What to produce ::
Among the entries below, count the lines holding the string "this". Respond with the number alone.

Task data ::

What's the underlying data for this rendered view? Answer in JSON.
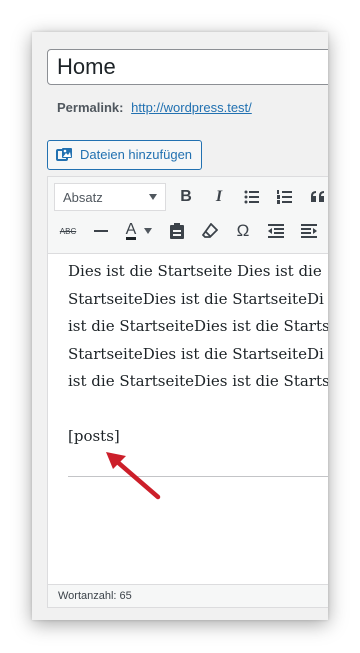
{
  "title_field": {
    "value": "Home"
  },
  "permalink": {
    "label": "Permalink:",
    "url": "http://wordpress.test/"
  },
  "media_button": {
    "label": "Dateien hinzufügen"
  },
  "toolbar": {
    "format_select": "Absatz",
    "buttons_row1": [
      "bold-icon",
      "italic-icon",
      "bullet-list-icon",
      "numbered-list-icon",
      "blockquote-icon"
    ],
    "buttons_row2": [
      "strikethrough-icon",
      "horizontal-line-icon",
      "text-color-icon",
      "paste-text-icon",
      "clear-formatting-icon",
      "special-character-icon",
      "outdent-icon",
      "indent-icon"
    ],
    "strikethrough_label": "ABC",
    "text_color_label": "A",
    "omega_label": "Ω"
  },
  "content": {
    "lines": [
      "Dies ist die Startseite Dies ist die",
      "StartseiteDies ist die StartseiteDi",
      "ist die StartseiteDies ist die Starts",
      "StartseiteDies ist die StartseiteDi",
      "ist die StartseiteDies ist die Starts"
    ],
    "shortcode": "[posts]"
  },
  "status": {
    "word_count": "Wortanzahl: 65"
  },
  "colors": {
    "accent": "#2271b1",
    "arrow": "#cc1f2a"
  }
}
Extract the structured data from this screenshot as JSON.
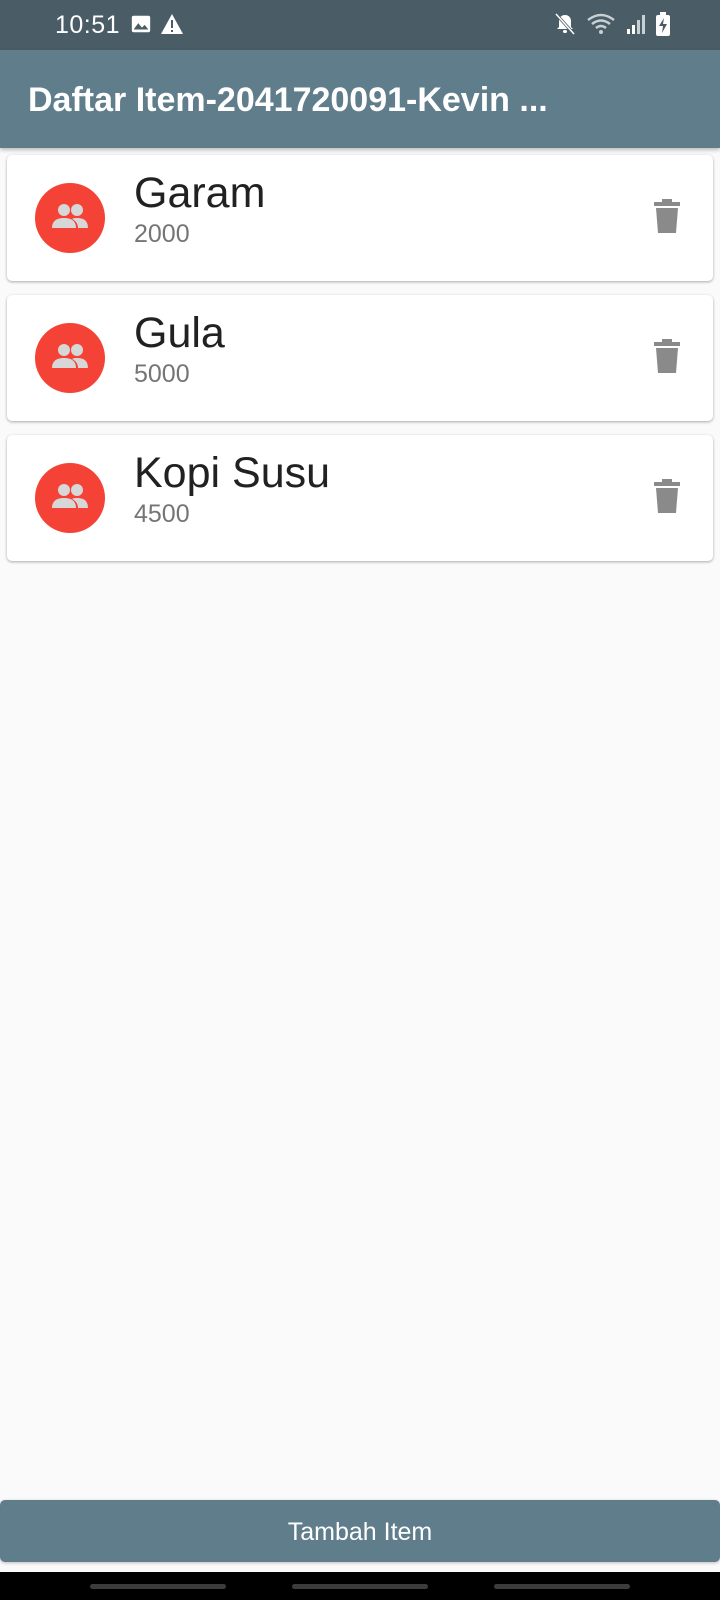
{
  "status_bar": {
    "time": "10:51",
    "left_icons": [
      "image-icon",
      "warning-icon"
    ],
    "right_icons": [
      "mute-icon",
      "wifi-icon",
      "signal-icon",
      "battery-charging-icon"
    ]
  },
  "app_bar": {
    "title": "Daftar Item-2041720091-Kevin ..."
  },
  "items": [
    {
      "name": "Garam",
      "price": "2000",
      "avatar_icon": "people-icon",
      "action_icon": "delete-icon"
    },
    {
      "name": "Gula",
      "price": "5000",
      "avatar_icon": "people-icon",
      "action_icon": "delete-icon"
    },
    {
      "name": "Kopi Susu",
      "price": "4500",
      "avatar_icon": "people-icon",
      "action_icon": "delete-icon"
    }
  ],
  "add_button": {
    "label": "Tambah Item"
  },
  "colors": {
    "app_bar": "#607d8b",
    "status_bar": "#4a5c66",
    "avatar": "#f44336",
    "delete_icon": "#8a8a8a",
    "background": "#fafafa"
  }
}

Answer below ::
2